- ½ tsp ground black pepper
- 4 oz hard salami cubed (about ¾ cup)
- 4 oz Genoa salami cubed (about ¾ cup)
- 4 oz sopressata cubed (about ¾ cup)
- 1 large egg beaten
- 2 tsp water
- Add flour and salt to a medium mixing bowl and whisk to combine. Add cubed butter and cut in with a pastry blender or two forks until the mixture resembles coarse crumbs, with pieces of butter around the size of a pea. It will not be a cohesive, even consistency at this point.
- Make a well in the center of the flour/butter and pour in the beaten eggs. Using a fork, stir and work the eggs into the mixture until it's as evenly moistened as possible.

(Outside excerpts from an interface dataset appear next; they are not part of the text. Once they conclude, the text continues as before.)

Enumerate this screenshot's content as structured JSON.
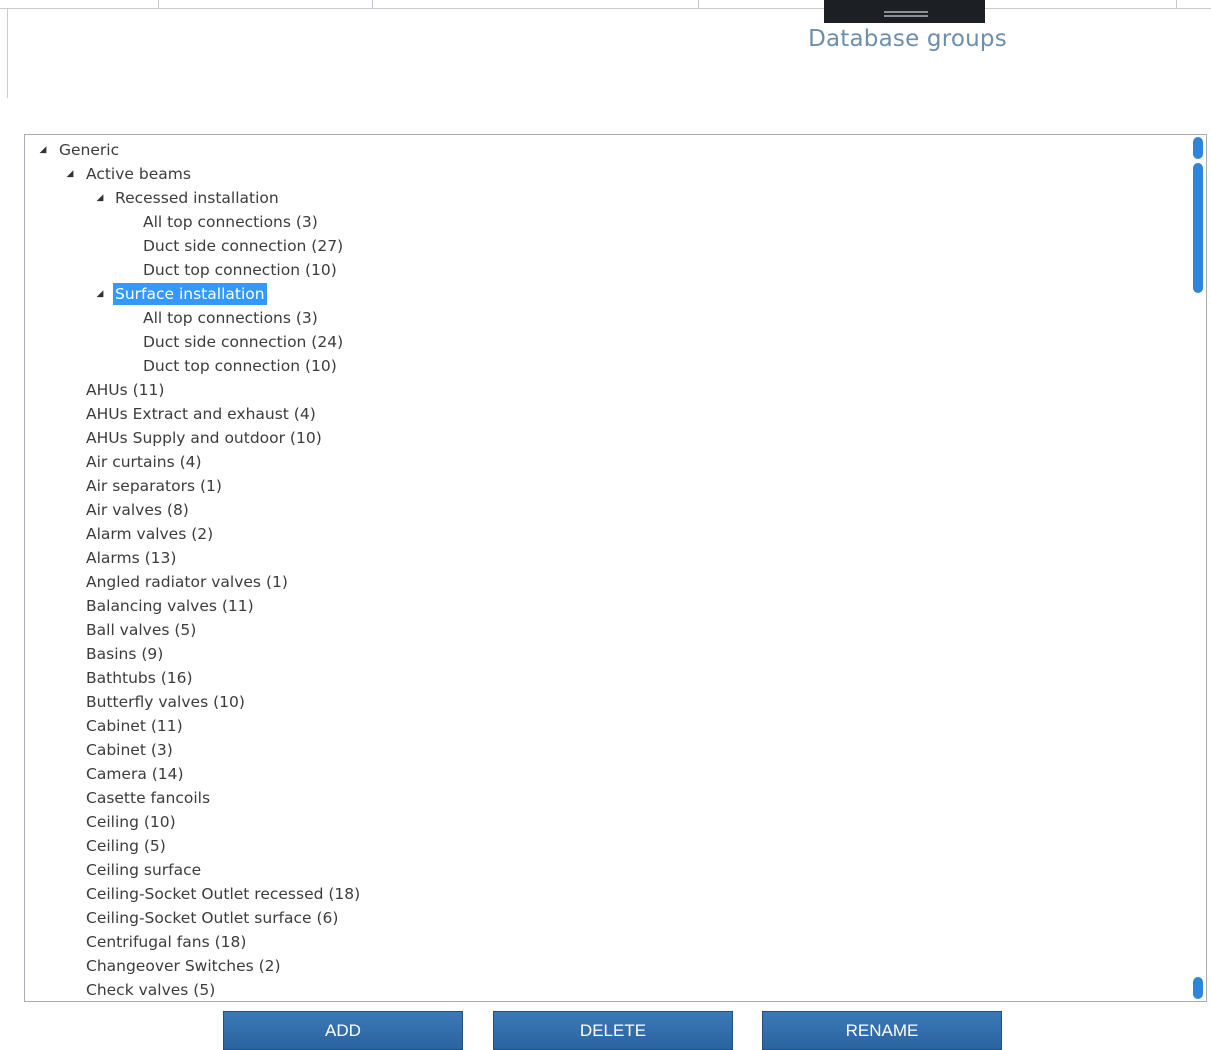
{
  "page": {
    "title": "Database groups"
  },
  "tree": {
    "expanded_arrow": "◢",
    "rows": [
      {
        "label": "Generic",
        "level": "lvl0",
        "expanded": true
      },
      {
        "label": "Active beams",
        "level": "lvl1",
        "expanded": true
      },
      {
        "label": "Recessed installation",
        "level": "lvl2",
        "expanded": true
      },
      {
        "label": "All top connections (3)",
        "level": "lvl3"
      },
      {
        "label": "Duct side connection (27)",
        "level": "lvl3"
      },
      {
        "label": "Duct top connection (10)",
        "level": "lvl3"
      },
      {
        "label": "Surface installation",
        "level": "lvl2",
        "expanded": true,
        "selected": true
      },
      {
        "label": "All top connections (3)",
        "level": "lvl3"
      },
      {
        "label": "Duct side connection (24)",
        "level": "lvl3"
      },
      {
        "label": "Duct top connection (10)",
        "level": "lvl3"
      },
      {
        "label": "AHUs (11)",
        "level": "lvl1leaf"
      },
      {
        "label": "AHUs Extract and exhaust (4)",
        "level": "lvl1leaf"
      },
      {
        "label": "AHUs Supply and outdoor (10)",
        "level": "lvl1leaf"
      },
      {
        "label": "Air curtains (4)",
        "level": "lvl1leaf"
      },
      {
        "label": "Air separators (1)",
        "level": "lvl1leaf"
      },
      {
        "label": "Air valves (8)",
        "level": "lvl1leaf"
      },
      {
        "label": "Alarm valves (2)",
        "level": "lvl1leaf"
      },
      {
        "label": "Alarms (13)",
        "level": "lvl1leaf"
      },
      {
        "label": "Angled radiator valves (1)",
        "level": "lvl1leaf"
      },
      {
        "label": "Balancing valves (11)",
        "level": "lvl1leaf"
      },
      {
        "label": "Ball valves (5)",
        "level": "lvl1leaf"
      },
      {
        "label": "Basins (9)",
        "level": "lvl1leaf"
      },
      {
        "label": "Bathtubs (16)",
        "level": "lvl1leaf"
      },
      {
        "label": "Butterfly valves (10)",
        "level": "lvl1leaf"
      },
      {
        "label": "Cabinet (11)",
        "level": "lvl1leaf"
      },
      {
        "label": "Cabinet (3)",
        "level": "lvl1leaf"
      },
      {
        "label": "Camera (14)",
        "level": "lvl1leaf"
      },
      {
        "label": "Casette fancoils",
        "level": "lvl1leaf"
      },
      {
        "label": "Ceiling (10)",
        "level": "lvl1leaf"
      },
      {
        "label": "Ceiling (5)",
        "level": "lvl1leaf"
      },
      {
        "label": "Ceiling surface",
        "level": "lvl1leaf"
      },
      {
        "label": "Ceiling-Socket Outlet recessed (18)",
        "level": "lvl1leaf"
      },
      {
        "label": "Ceiling-Socket Outlet surface (6)",
        "level": "lvl1leaf"
      },
      {
        "label": "Centrifugal fans (18)",
        "level": "lvl1leaf"
      },
      {
        "label": "Changeover Switches (2)",
        "level": "lvl1leaf"
      },
      {
        "label": "Check valves (5)",
        "level": "lvl1leaf"
      }
    ]
  },
  "buttons": {
    "add": "ADD",
    "delete": "DELETE",
    "rename": "RENAME"
  },
  "colors": {
    "title": "#6d8fae",
    "selection": "#3399ff",
    "button": "#2f6aa8",
    "scrollbar": "#2f86d8"
  },
  "icons": {
    "expand_arrow": "triangle-expanded-icon"
  }
}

- Add water, one tablespoon at a time, until a ball of dough can be formed. Work the water in well after each addition. I use between 3 and 4 tablespoons.
- Place the ball of dough on a sheet of plastic wrap and press into a flattened disc. Wrap the disc with the plastic wrap and refrigerate for at least one hour.
- Prepare the filling towards the end of the dough chill time so it will be ready to roll once the filling is assembled. Preheat the oven to 375°F and spray the bottom and sides of a 9" round springform pan with cooking spray. Set aside for now.
- Separate six eggs, adding the yolks to a large mixing bowl and the whites to the bowl of a stand mixer (or a separate mixing bowl). Set the whites aside for now.
- Beat the yolks until light and creamy. To the bowl with the yolks, add the ricotta, mozzarella, milk, Parmesan, parsley, and pepper. Mix until combined evenly, then stir in the cubed meat.
- With the whisk attachment fitted to a stand mixer, beat the egg whites for a few minutes until stiff peaks form. Alternately you can do this with an electric hand mixer. Then fold them into the rest of the filling, taking big sweeping passes along the bottom and sides of the bowl to fully and evenly work the whites in without stirring/deflating them too much.
- Once the dough is sufficiently chilled, slice off two-thirds of the dough and roll it out onto a lightly floured work surface until it reaches a 15" - 16" circle about 1/8" thick.
- Carefully transfer the dough into the prepared springform pan to line it, lightly pressing it along the bottom of the pan and up the sides with excess hanging out the top. Take care to ensure the dough goes right to the bottom edge and then straight up the sides without gaps underneath.
- Pour the filling into the bottom crust and even out the top with a spatula or spoon.
- Roll out the remaining one-third of the dough into an approximately 9 ½" to 10" circle, then place it on top of the filling to cover it entirely. Gently press it so it lays flat against the filling. Fold in the excess pieces of dough from the bottom layer to pinch together with the top layer. Crimp the edges with a fork.
- Whisk together one egg with two teaspoons of water in a small bowl and brush the egg wash onto the pizza rustica. Cut several slits into the top crust.
- Bake for 1 hour to 1 hour 15 minutes, or until the pizza rustica has turned a nice and deep golden brown.
- Remove from the oven and let it sit in the pan for 20 minutes. Carefully remove the pan sides, loosening it from the outside of the pizza rustica with a thin spatula or knife if needed. Let the pizza rustica sit for 25 more minutes (or even longer) before slicing into wedges and serving.
Nutritional information is provided as an estimate. As it can vary due to many factors (brands used, quantities, etc.), we cannot guarantee its accuracy.